clinging to me, and the voice of this modest but thoroughly educated and indefatigable man ringing in my ears. Some degree of haste,
therefore,
will

may be

observed in the preparation of this

article,

but

I

for the accuracy of the statements. It is superfluous to say to a newspaper reader in the

vouch

United

States,

Bull, plebeian, can do nothing except under the shadow of the throne and in the path of the nobility. Therefore it was deemed " a good and happy thing to secure the Queen of England as " Patron

that

John

of the Palestine Exploration Fund; and such names as the Dukes of Argyle and Devonshire, the Earls of Carnarvon, Derby, Russell,

Zetland (the latter the then Grand Master of Masons), and Shaftesbury ; the Bishops of London, Oxford, Ely and Ripon ; the Deans of

Westminster, Christ's Church and Canterbury, and a host of minor functionaries, seventy-eight in all, to constitute the committee. I think no such combination of great lights, historical and scienwas ever formed before in behalf of an enterprise purely histortific, ical. I need only instance Dr. William Smith, Sir Henry Rawlinson, A. H. Layard, Rev. E. H. Plumptre, Rev. H. B. Tristam, Rev. Norman McLeod, Cyril C. Graham, John Murray, and many others of
St. Paul's,

the very first class of explorers in the field of Oriental investigation. It is reasonable to expect that such men set forth upon a good

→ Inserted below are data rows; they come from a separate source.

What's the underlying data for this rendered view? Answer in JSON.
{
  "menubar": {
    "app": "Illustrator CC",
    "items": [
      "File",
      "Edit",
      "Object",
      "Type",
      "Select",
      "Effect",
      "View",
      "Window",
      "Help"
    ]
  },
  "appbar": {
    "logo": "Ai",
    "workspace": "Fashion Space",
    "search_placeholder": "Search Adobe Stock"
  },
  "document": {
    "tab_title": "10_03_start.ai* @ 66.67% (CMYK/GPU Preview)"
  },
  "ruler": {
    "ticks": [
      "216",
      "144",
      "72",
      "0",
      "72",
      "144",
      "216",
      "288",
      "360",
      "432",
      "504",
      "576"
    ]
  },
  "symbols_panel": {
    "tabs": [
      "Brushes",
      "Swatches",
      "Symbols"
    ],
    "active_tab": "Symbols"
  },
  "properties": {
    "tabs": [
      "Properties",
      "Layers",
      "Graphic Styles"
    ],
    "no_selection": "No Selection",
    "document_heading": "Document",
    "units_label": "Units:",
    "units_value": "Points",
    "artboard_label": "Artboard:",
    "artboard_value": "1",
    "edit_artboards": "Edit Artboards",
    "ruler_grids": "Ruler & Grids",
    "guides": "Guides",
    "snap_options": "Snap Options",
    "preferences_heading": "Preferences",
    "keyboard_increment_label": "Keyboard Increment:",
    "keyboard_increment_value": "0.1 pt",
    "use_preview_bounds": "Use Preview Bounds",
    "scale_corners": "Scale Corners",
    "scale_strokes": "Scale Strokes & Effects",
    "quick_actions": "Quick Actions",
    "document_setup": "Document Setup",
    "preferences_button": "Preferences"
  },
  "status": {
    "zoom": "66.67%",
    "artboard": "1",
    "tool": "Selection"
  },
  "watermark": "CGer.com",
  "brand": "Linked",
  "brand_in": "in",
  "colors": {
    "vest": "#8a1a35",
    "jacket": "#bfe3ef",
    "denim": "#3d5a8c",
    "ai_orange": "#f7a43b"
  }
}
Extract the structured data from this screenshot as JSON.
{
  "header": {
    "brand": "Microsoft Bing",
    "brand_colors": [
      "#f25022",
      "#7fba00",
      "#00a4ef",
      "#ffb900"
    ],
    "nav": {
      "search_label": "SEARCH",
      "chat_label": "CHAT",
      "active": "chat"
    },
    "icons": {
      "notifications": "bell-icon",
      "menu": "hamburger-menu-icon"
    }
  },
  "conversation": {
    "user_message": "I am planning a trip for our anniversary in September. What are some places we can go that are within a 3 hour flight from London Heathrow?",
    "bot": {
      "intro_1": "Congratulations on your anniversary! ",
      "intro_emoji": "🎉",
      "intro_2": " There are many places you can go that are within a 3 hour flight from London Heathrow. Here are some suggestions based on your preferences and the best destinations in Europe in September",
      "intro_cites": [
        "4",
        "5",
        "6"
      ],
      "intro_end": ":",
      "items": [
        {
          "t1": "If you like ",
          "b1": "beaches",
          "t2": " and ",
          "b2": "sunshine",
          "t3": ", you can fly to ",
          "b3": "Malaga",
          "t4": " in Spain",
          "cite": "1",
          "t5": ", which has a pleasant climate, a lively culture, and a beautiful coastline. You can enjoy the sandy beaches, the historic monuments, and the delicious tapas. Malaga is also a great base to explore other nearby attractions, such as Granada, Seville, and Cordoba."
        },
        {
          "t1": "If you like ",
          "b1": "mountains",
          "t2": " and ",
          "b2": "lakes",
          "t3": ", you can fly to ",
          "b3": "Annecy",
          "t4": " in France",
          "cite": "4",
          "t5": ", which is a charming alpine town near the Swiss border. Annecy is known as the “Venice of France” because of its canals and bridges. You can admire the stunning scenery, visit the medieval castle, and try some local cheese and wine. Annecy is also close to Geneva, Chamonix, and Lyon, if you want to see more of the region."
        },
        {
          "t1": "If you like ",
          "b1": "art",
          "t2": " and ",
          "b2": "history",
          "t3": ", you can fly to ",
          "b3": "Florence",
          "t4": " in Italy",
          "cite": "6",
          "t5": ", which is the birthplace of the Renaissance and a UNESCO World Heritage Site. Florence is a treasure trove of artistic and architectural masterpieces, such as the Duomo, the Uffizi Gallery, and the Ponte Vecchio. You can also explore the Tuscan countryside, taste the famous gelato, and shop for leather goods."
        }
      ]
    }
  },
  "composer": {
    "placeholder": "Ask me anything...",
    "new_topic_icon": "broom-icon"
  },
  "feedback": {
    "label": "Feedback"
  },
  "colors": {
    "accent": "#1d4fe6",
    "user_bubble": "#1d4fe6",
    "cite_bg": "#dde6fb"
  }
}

One of the stanchest English societies on the subject, said " We believe this work to be one of reporting the greatest pith and moment, and worthy of the warmest and most liberal support. The undying interest of the land explored, the sound and scientific basis upon which the explorations are conducted the vast importance of the results obtained, and the still greater value of the discoveries which are on the eve of being made, commend this great work to the general sympathy of all." This was
work in a proper manner.
:

the keynote of

every public expression referring to this subject.

420

DUST AND ASHES.
Palestine all was expectation,

Outside of
results.

and hopeful

o_

great

This society gave its exertions for the first